Kindergarten children’s behavior before, during, and after standardized achievement testing was explored through a qualitative study in two classrooms (n = 36). Simultaneously quantitative data were collected in one of the classrooms (n = 21) before and during the testing. Data were collected through observations in the classrooms, interviews with children and teachers, and audio and video taping of the children. For the quantitative component of the study, frequencies of stress behaviors were observed using a scan sampling method. Qualitative findings indicated an increase in behaviors reported to be stress related during the testing and a decrease in those behaviors following the testing. Copying and calling out answers during the testing were also observed frequently. Children also marked incorrect answers, but when interviewed after the test, could respond correctly. Quantitative results supported the qualitative with a statistically significant increase in the proportion of stress behaviors observed during testing (M = .77; n = 21) when compared with the proportion during normal classroom activities (M = .25; t = -13.37, p <.001). © 1992 Taylor & Francis Group, LLC.
Publication Source (Journal or Book title)
Journal of Research in Childhood Education
Fleege, P., Charlesworth, R., Burts, D., & Hart, C. (1992). Stress begins in kindergarten: A look at behavior during standardized testing.

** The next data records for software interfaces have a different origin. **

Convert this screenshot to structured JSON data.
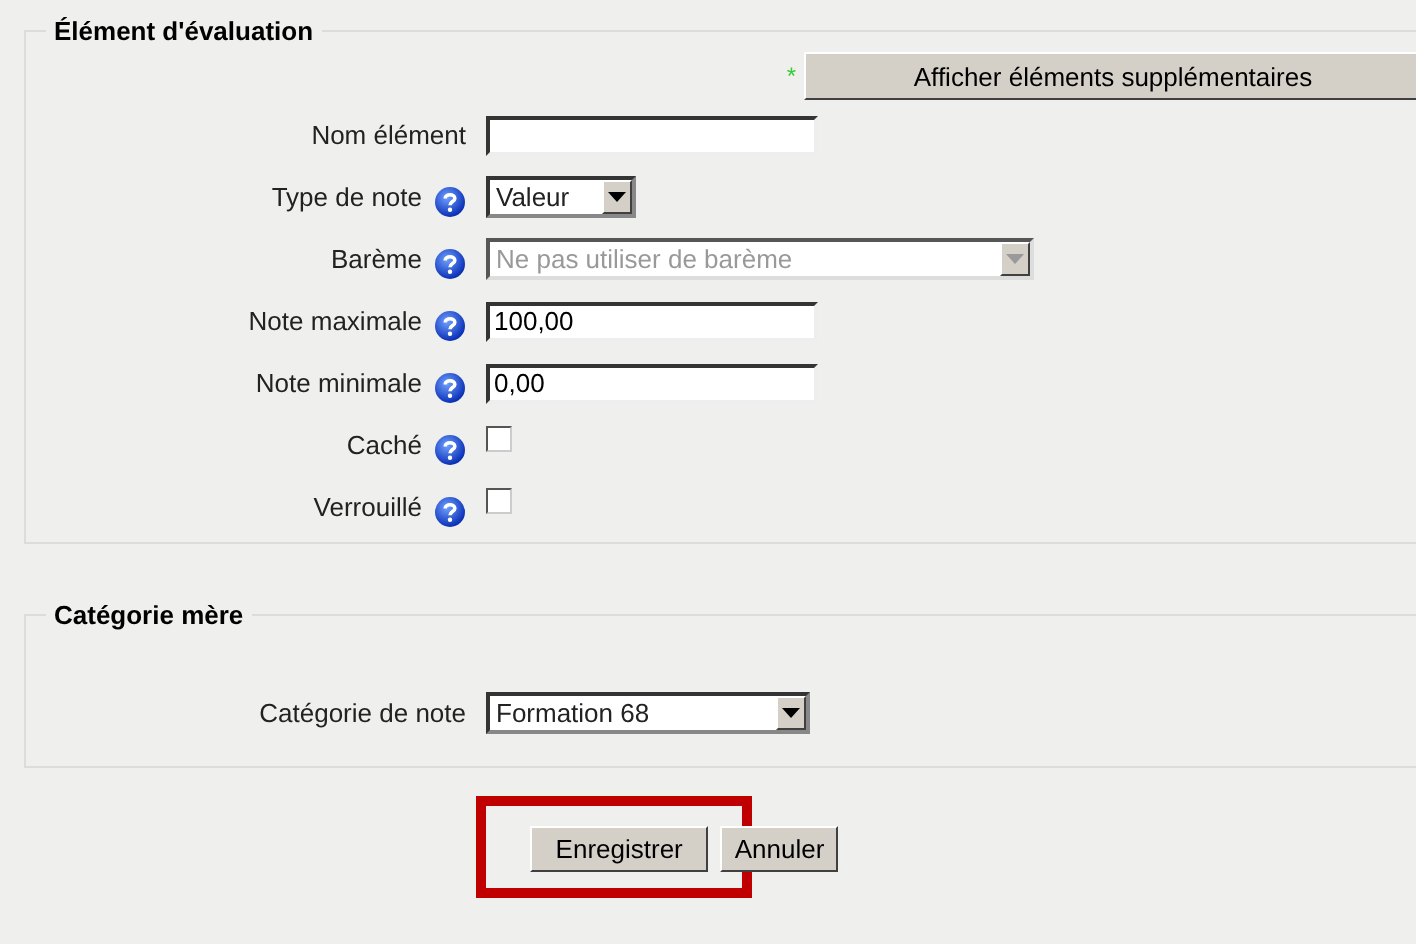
{
  "sections": [
    {
      "legend": "Élément d'évaluation",
      "extra_button": {
        "mark": "*",
        "label": "Afficher éléments supplémentaires"
      },
      "rows": [
        {
          "kind": "text",
          "label": "Nom élément",
          "help": false,
          "value": ""
        },
        {
          "kind": "select",
          "label": "Type de note",
          "help": true,
          "value": "Valeur",
          "disabled": false
        },
        {
          "kind": "select",
          "label": "Barème",
          "help": true,
          "value": "Ne pas utiliser de barème",
          "disabled": true
        },
        {
          "kind": "text",
          "label": "Note maximale",
          "help": true,
          "value": "100,00"
        },
        {
          "kind": "text",
          "label": "Note minimale",
          "help": true,
          "value": "0,00"
        },
        {
          "kind": "checkbox",
          "label": "Caché",
          "help": true,
          "checked": false
        },
        {
          "kind": "checkbox",
          "label": "Verrouillé",
          "help": true,
          "checked": false
        }
      ]
    },
    {
      "legend": "Catégorie mère",
      "rows": [
        {
          "kind": "select",
          "label": "Catégorie de note",
          "help": false,
          "value": "Formation 68",
          "disabled": false
        }
      ]
    }
  ],
  "buttons": [
    {
      "label": "Enregistrer",
      "highlighted": true
    },
    {
      "label": "Annuler",
      "highlighted": false
    }
  ]
}
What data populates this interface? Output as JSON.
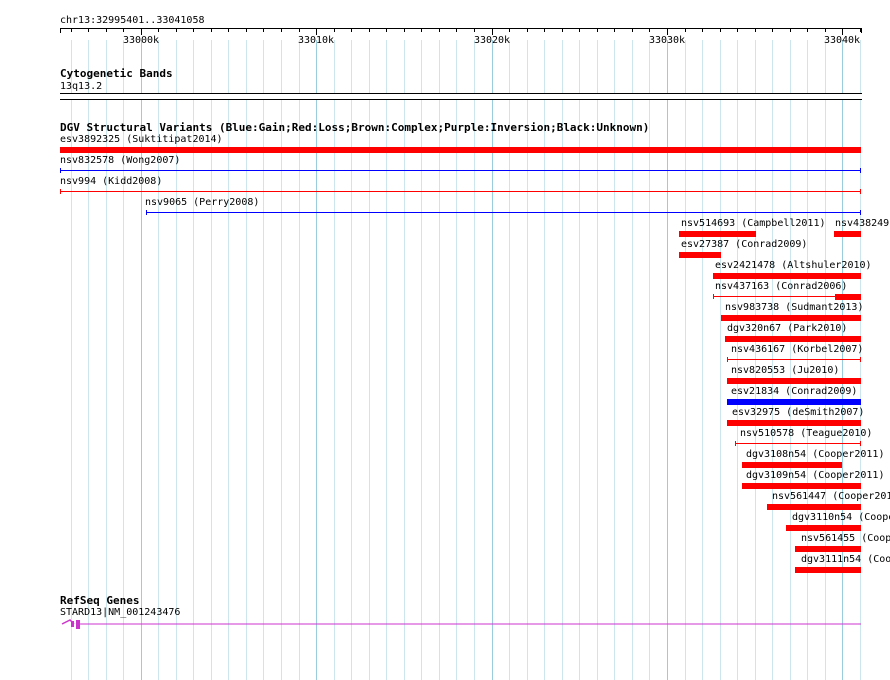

Journal of Research in Childhood Education, 7 (1), 20-26. https://doi.org/10.1080/02568549209594836